Segment Start: Exercise input
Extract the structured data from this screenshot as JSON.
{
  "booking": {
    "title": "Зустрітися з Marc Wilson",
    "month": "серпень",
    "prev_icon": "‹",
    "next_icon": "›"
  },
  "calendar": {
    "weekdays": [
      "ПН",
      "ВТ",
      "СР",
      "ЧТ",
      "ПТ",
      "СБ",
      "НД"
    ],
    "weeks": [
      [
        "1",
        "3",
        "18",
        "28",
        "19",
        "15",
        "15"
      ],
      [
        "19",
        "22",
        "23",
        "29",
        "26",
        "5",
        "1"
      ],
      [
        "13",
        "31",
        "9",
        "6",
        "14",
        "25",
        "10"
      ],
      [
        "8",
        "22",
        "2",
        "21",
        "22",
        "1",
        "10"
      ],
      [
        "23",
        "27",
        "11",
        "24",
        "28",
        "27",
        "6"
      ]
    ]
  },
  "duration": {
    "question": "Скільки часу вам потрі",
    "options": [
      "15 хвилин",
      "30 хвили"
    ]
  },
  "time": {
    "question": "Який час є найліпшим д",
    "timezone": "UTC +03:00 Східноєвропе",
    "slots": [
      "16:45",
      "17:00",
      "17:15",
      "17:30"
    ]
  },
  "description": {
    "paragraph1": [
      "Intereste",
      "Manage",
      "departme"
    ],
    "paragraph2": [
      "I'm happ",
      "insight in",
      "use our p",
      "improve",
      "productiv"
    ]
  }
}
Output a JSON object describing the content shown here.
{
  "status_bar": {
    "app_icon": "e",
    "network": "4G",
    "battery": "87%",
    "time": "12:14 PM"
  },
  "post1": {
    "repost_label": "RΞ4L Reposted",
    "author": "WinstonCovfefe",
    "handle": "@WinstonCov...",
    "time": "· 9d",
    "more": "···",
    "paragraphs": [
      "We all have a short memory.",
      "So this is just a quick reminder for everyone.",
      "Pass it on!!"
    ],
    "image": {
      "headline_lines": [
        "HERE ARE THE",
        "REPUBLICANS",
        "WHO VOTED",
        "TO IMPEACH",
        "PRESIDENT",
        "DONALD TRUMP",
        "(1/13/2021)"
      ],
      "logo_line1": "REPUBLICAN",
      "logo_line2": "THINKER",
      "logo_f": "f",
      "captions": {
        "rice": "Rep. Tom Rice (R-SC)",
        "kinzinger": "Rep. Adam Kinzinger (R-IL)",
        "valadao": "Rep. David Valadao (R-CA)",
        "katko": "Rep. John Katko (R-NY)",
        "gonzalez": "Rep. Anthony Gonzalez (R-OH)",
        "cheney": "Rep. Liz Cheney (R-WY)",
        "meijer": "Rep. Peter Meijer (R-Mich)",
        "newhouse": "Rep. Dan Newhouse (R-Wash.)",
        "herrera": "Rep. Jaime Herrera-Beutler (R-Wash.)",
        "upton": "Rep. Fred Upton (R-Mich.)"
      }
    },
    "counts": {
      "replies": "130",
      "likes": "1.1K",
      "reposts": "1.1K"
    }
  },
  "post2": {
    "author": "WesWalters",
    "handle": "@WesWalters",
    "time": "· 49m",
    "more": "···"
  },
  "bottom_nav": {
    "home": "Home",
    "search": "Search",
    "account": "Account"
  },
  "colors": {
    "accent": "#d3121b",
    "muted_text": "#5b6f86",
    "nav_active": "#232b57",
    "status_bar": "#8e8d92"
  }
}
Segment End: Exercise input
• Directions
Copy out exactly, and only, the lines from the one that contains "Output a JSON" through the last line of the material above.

• Expected output
Output a JSON object describing the content shown here.
{
  "status_bar": {
    "app_icon": "e",
    "network": "4G",
    "battery": "87%",
    "time": "12:14 PM"
  },
  "post1": {
    "repost_label": "RΞ4L Reposted",
    "author": "WinstonCovfefe",
    "handle": "@WinstonCov...",
    "time": "· 9d",
    "more": "···",
    "paragraphs": [
      "We all have a short memory.",
      "So this is just a quick reminder for everyone.",
      "Pass it on!!"
    ],
    "image": {
      "headline_lines": [
        "HERE ARE THE",
        "REPUBLICANS",
        "WHO VOTED",
        "TO IMPEACH",
        "PRESIDENT",
        "DONALD TRUMP",
        "(1/13/2021)"
      ],
      "logo_line1": "REPUBLICAN",
      "logo_line2": "THINKER",
      "logo_f": "f",
      "captions": {
        "rice": "Rep. Tom Rice (R-SC)",
        "kinzinger": "Rep. Adam Kinzinger (R-IL)",
        "valadao": "Rep. David Valadao (R-CA)",
        "katko": "Rep. John Katko (R-NY)",
        "gonzalez": "Rep. Anthony Gonzalez (R-OH)",
        "cheney": "Rep. Liz Cheney (R-WY)",
        "meijer": "Rep. Peter Meijer (R-Mich)",
        "newhouse": "Rep. Dan Newhouse (R-Wash.)",
        "herrera": "Rep. Jaime Herrera-Beutler (R-Wash.)",
        "upton": "Rep. Fred Upton (R-Mich.)"
      }
    },
    "counts": {
      "replies": "130",
      "likes": "1.1K",
      "reposts": "1.1K"
    }
  },
  "post2": {
    "author": "WesWalters",
    "handle": "@WesWalters",
    "time": "· 49m",
    "more": "···"
  },
  "bottom_nav": {
    "home": "Home",
    "search": "Search",
    "account": "Account"
  },
  "colors": {
    "accent": "#d3121b",
    "muted_text": "#5b6f86",
    "nav_active": "#232b57",
    "status_bar": "#8e8d92"
  }
}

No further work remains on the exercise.